## Task instructions:
From the first line to the last, repeat the records exactly and skip the pictures.

## Task data:
··········

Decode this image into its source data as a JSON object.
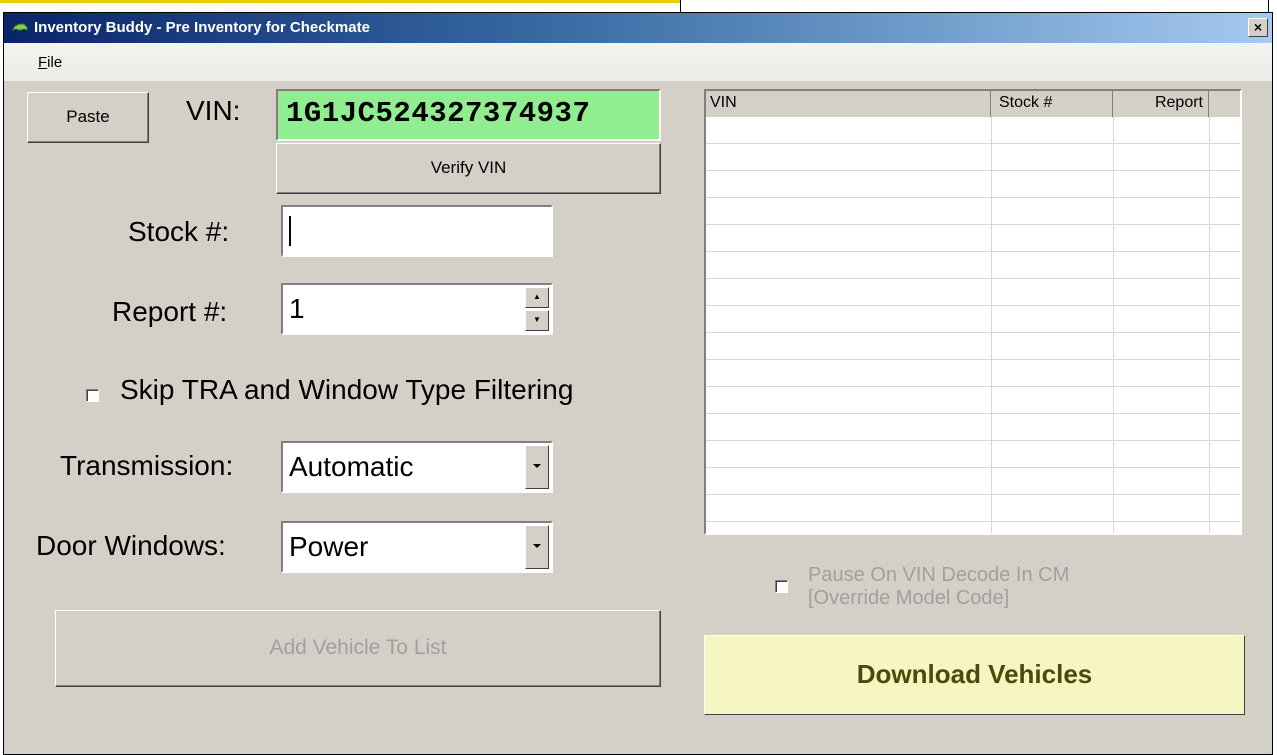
{
  "window": {
    "title": "Inventory Buddy - Pre Inventory for Checkmate",
    "close_label": "×"
  },
  "menu": {
    "file_accel": "F",
    "file_rest": "ile"
  },
  "form": {
    "paste_label": "Paste",
    "vin_label": "VIN:",
    "vin_value": "1G1JC524327374937",
    "vin_bg": "#90ee90",
    "verify_label": "Verify VIN",
    "stock_label": "Stock #:",
    "stock_value": "",
    "report_label": "Report #:",
    "report_value": "1",
    "skip_label": "Skip TRA and Window Type Filtering",
    "skip_checked": false,
    "transmission_label": "Transmission:",
    "transmission_value": "Automatic",
    "door_label": "Door Windows:",
    "door_value": "Power",
    "add_label": "Add Vehicle To List"
  },
  "list": {
    "columns": [
      "VIN",
      "Stock #",
      "Report"
    ],
    "rows": []
  },
  "options": {
    "pause_line1": "Pause On VIN Decode In CM",
    "pause_line2": "[Override Model Code]",
    "pause_checked": false
  },
  "download_label": "Download Vehicles",
  "colors": {
    "titlebar": "#0a246a",
    "download_bg": "#f6f6c2",
    "vin_ok": "#90ee90"
  }
}
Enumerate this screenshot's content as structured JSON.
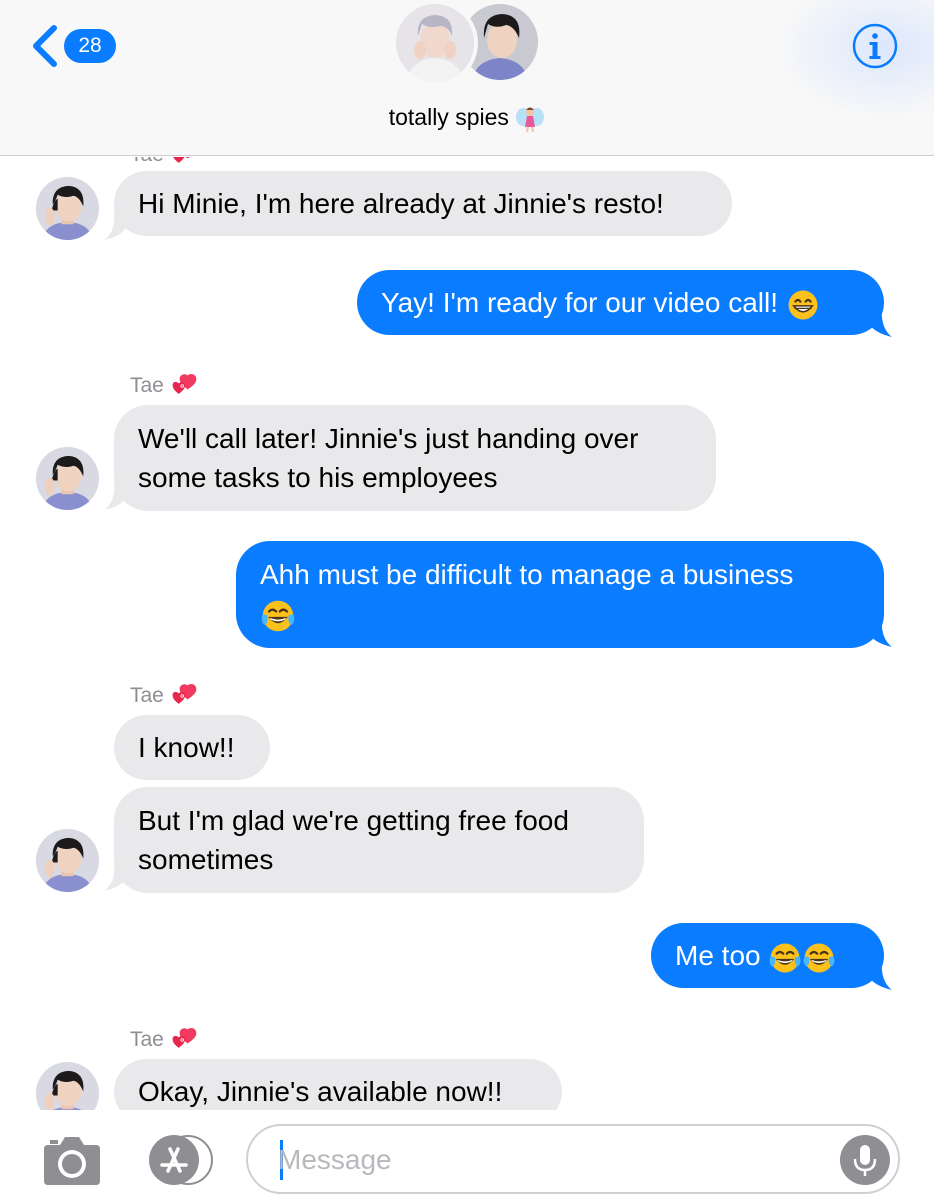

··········

## Expected output:
Decode this image into its source data as a JSON object.
{
  "window": {
    "title": "Inventory Buddy - Pre Inventory for Checkmate",
    "close_label": "×"
  },
  "menu": {
    "file_accel": "F",
    "file_rest": "ile"
  },
  "form": {
    "paste_label": "Paste",
    "vin_label": "VIN:",
    "vin_value": "1G1JC524327374937",
    "vin_bg": "#90ee90",
    "verify_label": "Verify VIN",
    "stock_label": "Stock #:",
    "stock_value": "",
    "report_label": "Report #:",
    "report_value": "1",
    "skip_label": "Skip TRA and Window Type Filtering",
    "skip_checked": false,
    "transmission_label": "Transmission:",
    "transmission_value": "Automatic",
    "door_label": "Door Windows:",
    "door_value": "Power",
    "add_label": "Add Vehicle To List"
  },
  "list": {
    "columns": [
      "VIN",
      "Stock #",
      "Report"
    ],
    "rows": []
  },
  "options": {
    "pause_line1": "Pause On VIN Decode In CM",
    "pause_line2": "[Override Model Code]",
    "pause_checked": false
  },
  "download_label": "Download Vehicles",
  "colors": {
    "titlebar": "#0a246a",
    "download_bg": "#f6f6c2",
    "vin_ok": "#90ee90"
  }
}
Enumerate this screenshot's content as structured JSON.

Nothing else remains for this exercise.